[WORK REQUEST] State the number of lines in the following data that include the word "JSON", with no other text.

[RECORDS SUPPLIED]
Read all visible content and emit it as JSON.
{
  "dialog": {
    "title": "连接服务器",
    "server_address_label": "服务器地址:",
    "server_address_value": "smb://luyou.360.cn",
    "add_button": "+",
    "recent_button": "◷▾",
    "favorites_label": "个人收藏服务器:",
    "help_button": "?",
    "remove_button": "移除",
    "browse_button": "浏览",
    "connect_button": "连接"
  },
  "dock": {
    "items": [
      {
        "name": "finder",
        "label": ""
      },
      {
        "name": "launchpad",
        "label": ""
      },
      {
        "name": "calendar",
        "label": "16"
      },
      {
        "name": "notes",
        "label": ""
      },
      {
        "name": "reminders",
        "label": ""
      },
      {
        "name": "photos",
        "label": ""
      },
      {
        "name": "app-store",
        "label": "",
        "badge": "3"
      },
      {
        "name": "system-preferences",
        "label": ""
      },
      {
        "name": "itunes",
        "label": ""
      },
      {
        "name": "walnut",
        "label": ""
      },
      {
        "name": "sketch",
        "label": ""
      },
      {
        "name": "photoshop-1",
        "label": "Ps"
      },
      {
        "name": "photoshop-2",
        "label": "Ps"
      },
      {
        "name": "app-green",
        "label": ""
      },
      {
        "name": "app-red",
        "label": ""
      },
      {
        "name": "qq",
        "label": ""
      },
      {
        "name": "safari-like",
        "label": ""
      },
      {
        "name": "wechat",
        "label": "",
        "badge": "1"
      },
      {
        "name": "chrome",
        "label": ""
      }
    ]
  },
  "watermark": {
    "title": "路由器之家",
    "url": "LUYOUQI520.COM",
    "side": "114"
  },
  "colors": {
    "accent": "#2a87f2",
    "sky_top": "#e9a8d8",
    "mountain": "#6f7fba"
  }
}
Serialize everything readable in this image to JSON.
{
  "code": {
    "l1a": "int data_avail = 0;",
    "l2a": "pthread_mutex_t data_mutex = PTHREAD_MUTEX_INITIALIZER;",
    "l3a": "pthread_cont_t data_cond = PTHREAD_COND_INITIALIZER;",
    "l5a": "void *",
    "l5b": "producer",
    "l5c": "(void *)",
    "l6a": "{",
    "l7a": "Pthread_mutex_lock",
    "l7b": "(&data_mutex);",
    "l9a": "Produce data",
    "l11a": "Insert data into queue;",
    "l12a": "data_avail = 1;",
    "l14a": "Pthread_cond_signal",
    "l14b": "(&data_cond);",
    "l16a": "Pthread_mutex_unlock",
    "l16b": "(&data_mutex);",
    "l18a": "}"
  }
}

[ANSWER AREA] 2